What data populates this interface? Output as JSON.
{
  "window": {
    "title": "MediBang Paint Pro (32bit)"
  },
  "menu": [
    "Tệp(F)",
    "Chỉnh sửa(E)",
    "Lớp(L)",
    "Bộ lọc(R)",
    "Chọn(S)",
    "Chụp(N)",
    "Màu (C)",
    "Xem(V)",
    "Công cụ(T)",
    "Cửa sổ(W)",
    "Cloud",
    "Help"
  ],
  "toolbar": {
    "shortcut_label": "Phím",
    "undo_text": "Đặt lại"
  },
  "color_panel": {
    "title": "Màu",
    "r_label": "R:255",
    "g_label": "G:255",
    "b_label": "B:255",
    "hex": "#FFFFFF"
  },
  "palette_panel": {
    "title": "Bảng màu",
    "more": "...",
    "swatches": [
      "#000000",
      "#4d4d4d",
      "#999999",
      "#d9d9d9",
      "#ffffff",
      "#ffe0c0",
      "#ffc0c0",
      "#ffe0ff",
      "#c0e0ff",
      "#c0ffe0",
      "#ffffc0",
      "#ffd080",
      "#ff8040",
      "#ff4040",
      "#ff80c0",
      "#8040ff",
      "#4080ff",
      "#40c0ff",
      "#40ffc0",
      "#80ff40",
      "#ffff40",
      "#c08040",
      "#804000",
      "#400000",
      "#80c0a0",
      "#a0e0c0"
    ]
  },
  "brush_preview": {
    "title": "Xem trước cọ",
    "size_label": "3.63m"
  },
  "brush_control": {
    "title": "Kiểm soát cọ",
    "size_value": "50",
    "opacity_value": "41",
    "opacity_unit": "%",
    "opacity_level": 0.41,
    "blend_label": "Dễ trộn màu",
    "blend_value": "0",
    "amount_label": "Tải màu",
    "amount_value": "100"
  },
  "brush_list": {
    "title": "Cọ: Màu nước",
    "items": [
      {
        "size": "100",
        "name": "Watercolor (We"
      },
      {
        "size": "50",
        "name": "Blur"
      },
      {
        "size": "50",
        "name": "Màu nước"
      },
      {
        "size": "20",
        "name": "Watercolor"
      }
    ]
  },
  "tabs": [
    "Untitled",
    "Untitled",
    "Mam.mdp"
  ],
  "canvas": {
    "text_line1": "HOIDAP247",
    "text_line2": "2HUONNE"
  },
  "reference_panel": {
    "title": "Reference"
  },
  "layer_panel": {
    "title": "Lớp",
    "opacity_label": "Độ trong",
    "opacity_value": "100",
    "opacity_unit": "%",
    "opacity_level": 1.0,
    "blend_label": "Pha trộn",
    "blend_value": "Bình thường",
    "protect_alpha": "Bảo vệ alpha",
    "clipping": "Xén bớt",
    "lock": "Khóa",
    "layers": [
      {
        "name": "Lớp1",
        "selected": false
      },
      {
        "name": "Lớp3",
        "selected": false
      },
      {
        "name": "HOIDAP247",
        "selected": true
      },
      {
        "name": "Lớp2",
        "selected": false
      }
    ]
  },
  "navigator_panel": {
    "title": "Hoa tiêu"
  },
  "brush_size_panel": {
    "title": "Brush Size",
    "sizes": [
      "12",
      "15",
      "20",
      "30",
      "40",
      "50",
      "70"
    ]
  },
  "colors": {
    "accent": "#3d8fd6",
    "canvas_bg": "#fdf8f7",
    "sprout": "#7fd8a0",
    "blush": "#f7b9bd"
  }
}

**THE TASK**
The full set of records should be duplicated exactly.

**PROBLEM SOLUTION**
What data populates this interface? Output as JSON.
{
  "window": {
    "title": "MediBang Paint Pro (32bit)"
  },
  "menu": [
    "Tệp(F)",
    "Chỉnh sửa(E)",
    "Lớp(L)",
    "Bộ lọc(R)",
    "Chọn(S)",
    "Chụp(N)",
    "Màu (C)",
    "Xem(V)",
    "Công cụ(T)",
    "Cửa sổ(W)",
    "Cloud",
    "Help"
  ],
  "toolbar": {
    "shortcut_label": "Phím",
    "undo_text": "Đặt lại"
  },
  "color_panel": {
    "title": "Màu",
    "r_label": "R:255",
    "g_label": "G:255",
    "b_label": "B:255",
    "hex": "#FFFFFF"
  },
  "palette_panel": {
    "title": "Bảng màu",
    "more": "...",
    "swatches": [
      "#000000",
      "#4d4d4d",
      "#999999",
      "#d9d9d9",
      "#ffffff",
      "#ffe0c0",
      "#ffc0c0",
      "#ffe0ff",
      "#c0e0ff",
      "#c0ffe0",
      "#ffffc0",
      "#ffd080",
      "#ff8040",
      "#ff4040",
      "#ff80c0",
      "#8040ff",
      "#4080ff",
      "#40c0ff",
      "#40ffc0",
      "#80ff40",
      "#ffff40",
      "#c08040",
      "#804000",
      "#400000",
      "#80c0a0",
      "#a0e0c0"
    ]
  },
  "brush_preview": {
    "title": "Xem trước cọ",
    "size_label": "3.63m"
  },
  "brush_control": {
    "title": "Kiểm soát cọ",
    "size_value": "50",
    "opacity_value": "41",
    "opacity_unit": "%",
    "opacity_level": 0.41,
    "blend_label": "Dễ trộn màu",
    "blend_value": "0",
    "amount_label": "Tải màu",
    "amount_value": "100"
  },
  "brush_list": {
    "title": "Cọ: Màu nước",
    "items": [
      {
        "size": "100",
        "name": "Watercolor (We"
      },
      {
        "size": "50",
        "name": "Blur"
      },
      {
        "size": "50",
        "name": "Màu nước"
      },
      {
        "size": "20",
        "name": "Watercolor"
      }
    ]
  },
  "tabs": [
    "Untitled",
    "Untitled",
    "Mam.mdp"
  ],
  "canvas": {
    "text_line1": "HOIDAP247",
    "text_line2": "2HUONNE"
  },
  "reference_panel": {
    "title": "Reference"
  },
  "layer_panel": {
    "title": "Lớp",
    "opacity_label": "Độ trong",
    "opacity_value": "100",
    "opacity_unit": "%",
    "opacity_level": 1.0,
    "blend_label": "Pha trộn",
    "blend_value": "Bình thường",
    "protect_alpha": "Bảo vệ alpha",
    "clipping": "Xén bớt",
    "lock": "Khóa",
    "layers": [
      {
        "name": "Lớp1",
        "selected": false
      },
      {
        "name": "Lớp3",
        "selected": false
      },
      {
        "name": "HOIDAP247",
        "selected": true
      },
      {
        "name": "Lớp2",
        "selected": false
      }
    ]
  },
  "navigator_panel": {
    "title": "Hoa tiêu"
  },
  "brush_size_panel": {
    "title": "Brush Size",
    "sizes": [
      "12",
      "15",
      "20",
      "30",
      "40",
      "50",
      "70"
    ]
  },
  "colors": {
    "accent": "#3d8fd6",
    "canvas_bg": "#fdf8f7",
    "sprout": "#7fd8a0",
    "blush": "#f7b9bd"
  }
}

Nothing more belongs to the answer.